Unfortunately, until now there had not been any formal templates that provided a best practises framework for software supply chain security.

Aqua Security and CIS collaborate to publish industry’s first ever CIS Benchmarks for Supply Chain Security guide.

As leaders in the space, Center of Internet Security (CIS), in collaboration with Aqua Security (leading cloud native security vendor), have released a benchmarks guideline to serve as a framework for the security of software supply chain processes and toolset.

CIS Benchmarks are regarded as the undisputed standard for security best practices for Information technology industry, hence security experts across the globe recommend compliance with the CIS Benchmarks as a minimum baseline that every organisation must adhere to.

While CIS benchmarks are generally technology specific (e.g. CIS benchmarks for Docker, benchmarks for Kubernetes etc) this guide provides the structure needed to form future benchmarks and security controls specific to tools that make up the software supply chain (e.g. CIS Benchmark for GitHub).

This guide goes as far as defining a new framework along with security controls and guardrails that should be implemented to ensure integrity of the Software supply chain.

Currently the framework consists of 100+ recommendations organised into the following five main categories:

Security GatesSecurity Control Categories
1. Source Code– Code Changes
– Repository Management
– Contribution Access
– Third Party Access
– Code Risks
2. Build Pipeline– Build Pipeline
– Build Worker
– Pipeline Instructions
– Pipeline Integrity
3. Dependencies– Third Party packages
– Validate categories
4. Artifacts– Artifact Verification
– Access to Artifacts
– Package Registries
– Origin Traceability
5. Deployment– Deployment Configuration
– Deployment Environment
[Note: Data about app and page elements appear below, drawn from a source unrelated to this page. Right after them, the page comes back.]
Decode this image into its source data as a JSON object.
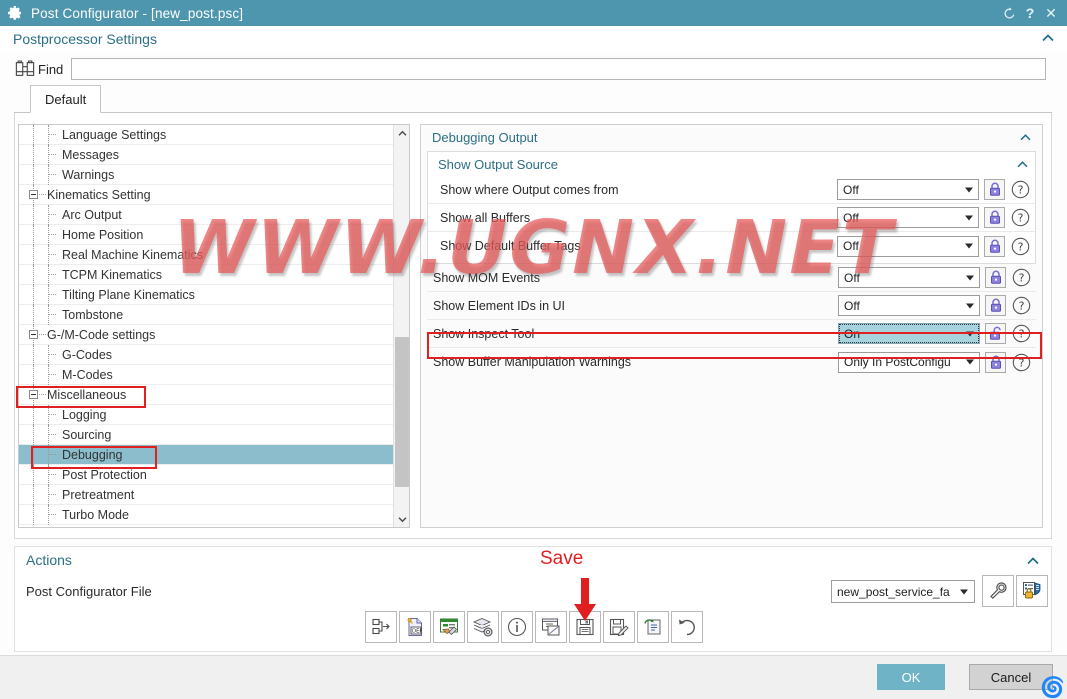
{
  "window": {
    "title": "Post Configurator - [new_post.psc]",
    "gear_icon": "gear-icon",
    "controls": [
      {
        "name": "reset-icon",
        "glyph": "↺"
      },
      {
        "name": "help-icon",
        "glyph": "?"
      },
      {
        "name": "close-icon",
        "glyph": "✕"
      }
    ],
    "titlebar_color": "#4e96ad"
  },
  "settings": {
    "title": "Postprocessor Settings",
    "collapse_glyph": "⌃"
  },
  "find": {
    "label": "Find",
    "value": "",
    "placeholder": "",
    "icon": "binoculars-icon"
  },
  "tabs": [
    {
      "label": "Default",
      "active": true
    }
  ],
  "tree": {
    "items": [
      {
        "label": "Language Settings",
        "level": 2,
        "expander": false,
        "selected": false
      },
      {
        "label": "Messages",
        "level": 2,
        "expander": false,
        "selected": false
      },
      {
        "label": "Warnings",
        "level": 2,
        "expander": false,
        "selected": false
      },
      {
        "label": "Kinematics Setting",
        "level": 1,
        "expander": true,
        "selected": false
      },
      {
        "label": "Arc Output",
        "level": 2,
        "expander": false,
        "selected": false
      },
      {
        "label": "Home Position",
        "level": 2,
        "expander": false,
        "selected": false
      },
      {
        "label": "Real Machine Kinematics",
        "level": 2,
        "expander": false,
        "selected": false
      },
      {
        "label": "TCPM Kinematics",
        "level": 2,
        "expander": false,
        "selected": false
      },
      {
        "label": "Tilting Plane Kinematics",
        "level": 2,
        "expander": false,
        "selected": false
      },
      {
        "label": "Tombstone",
        "level": 2,
        "expander": false,
        "selected": false
      },
      {
        "label": "G-/M-Code settings",
        "level": 1,
        "expander": true,
        "selected": false
      },
      {
        "label": "G-Codes",
        "level": 2,
        "expander": false,
        "selected": false
      },
      {
        "label": "M-Codes",
        "level": 2,
        "expander": false,
        "selected": false
      },
      {
        "label": "Miscellaneous",
        "level": 1,
        "expander": true,
        "selected": false,
        "highlight": true
      },
      {
        "label": "Logging",
        "level": 2,
        "expander": false,
        "selected": false
      },
      {
        "label": "Sourcing",
        "level": 2,
        "expander": false,
        "selected": false
      },
      {
        "label": "Debugging",
        "level": 2,
        "expander": false,
        "selected": true,
        "highlight": true
      },
      {
        "label": "Post Protection",
        "level": 2,
        "expander": false,
        "selected": false
      },
      {
        "label": "Pretreatment",
        "level": 2,
        "expander": false,
        "selected": false
      },
      {
        "label": "Turbo Mode",
        "level": 2,
        "expander": false,
        "selected": false
      }
    ],
    "scroll_up_glyph": "⌃",
    "scroll_down_glyph": "⌄"
  },
  "panel": {
    "title": "Debugging Output",
    "collapse_glyph": "⌃",
    "subgroup": {
      "title": "Show Output Source",
      "collapse_glyph": "⌃",
      "rows": [
        {
          "label": "Show where Output comes from",
          "value": "Off",
          "locked": true,
          "focused": false
        },
        {
          "label": "Show all Buffers",
          "value": "Off",
          "locked": true,
          "focused": false
        },
        {
          "label": "Show Default Buffer Tags",
          "value": "Off",
          "locked": true,
          "focused": false
        }
      ]
    },
    "rows": [
      {
        "label": "Show MOM Events",
        "value": "Off",
        "locked": true,
        "focused": false
      },
      {
        "label": "Show Element IDs in UI",
        "value": "Off",
        "locked": true,
        "focused": false
      },
      {
        "label": "Show Inspect Tool",
        "value": "On",
        "locked": false,
        "focused": true,
        "highlight": true
      },
      {
        "label": "Show Buffer Manipulation Warnings",
        "value": "Only In PostConfigu",
        "locked": true,
        "focused": false
      }
    ],
    "help_glyph": "?"
  },
  "actions": {
    "title": "Actions",
    "collapse_glyph": "⌃",
    "subtitle": "Post Configurator File",
    "annotation": "Save",
    "toolbar": [
      {
        "name": "export-structure-icon",
        "tooltip": ""
      },
      {
        "name": "def-file-icon",
        "tooltip": ""
      },
      {
        "name": "edit-ui-icon",
        "tooltip": ""
      },
      {
        "name": "layers-settings-icon",
        "tooltip": ""
      },
      {
        "name": "info-icon",
        "tooltip": ""
      },
      {
        "name": "copy-edit-icon",
        "tooltip": ""
      },
      {
        "name": "save-icon",
        "tooltip": ""
      },
      {
        "name": "save-as-icon",
        "tooltip": ""
      },
      {
        "name": "reload-file-icon",
        "tooltip": ""
      },
      {
        "name": "undo-icon",
        "tooltip": ""
      }
    ],
    "post_select": {
      "value": "new_post_service_fa"
    },
    "right_icons": [
      {
        "name": "wrench-icon"
      },
      {
        "name": "protection-icon"
      }
    ]
  },
  "footer": {
    "ok_label": "OK",
    "cancel_label": "Cancel",
    "ok_color": "#6fb3c7"
  },
  "watermark": {
    "text": "WWW.UGNX.NET",
    "color": "#e85858"
  }
}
Chain-Bench from Aqua Security

Aqua Security has released an open-source solution called chain-bench to allow development teams to audit their supply chain stack for security compliance based on this new CIS Software Supply Chain benchmark.

Chain-bench from Aqua Security allows developers to check for supply chain security issues.

The tool focuses on the entire SDLC process, where it can reveal risks from code time into deploy time.

To win against hackers, protect sensitive data and customer trust; development teams can use chain-bench to ensure their code is compliant with their organisation’s policies and security best practices.

However, point solutions only target a small part of a much bigger security problem and do not scale in large environments.

Aqua Security – Platform Difference

Although Aqua Security is extremely popular amongst developers due to an extensive list of open source contributions like trivy, kube-bench, tfsec, chain-bench etc; but the true value of what Aqua has to offer must be witnessed through its fully integrated cloud security platform.

Aqua’s mission statement is to stop cloud native attacks, which can only be achieved when organisations go beyond simple Risk Management mindset (planning for only the known risks) to Real Runtime protection in order to stop advanced attacks through a solution powered by behavioural detection, Indicators of compromise (IOC) and response workflows based on real-world attack analysis.

Risk Management (GREEN) only targets the known risks Vs Runtime protection (RED) focuses on both known and unknown risk.

Aqua implements this vision by incorporating security by design into every aspect of the cloud footprint, giving customers an integrated platform that can not only visualise, detect and remove vulnerabilities, misconfigurations, malware alike from source and infrastructure but also correlate and mitigate associated risks (including unknown zero day threats) from running workloads in real time without causing business impact.

With Aqua platform, customers can Trust the integrity of their code, harden their infrastructure and STOP attacks by protecting workloads in runtime for complete 360 degree coverage.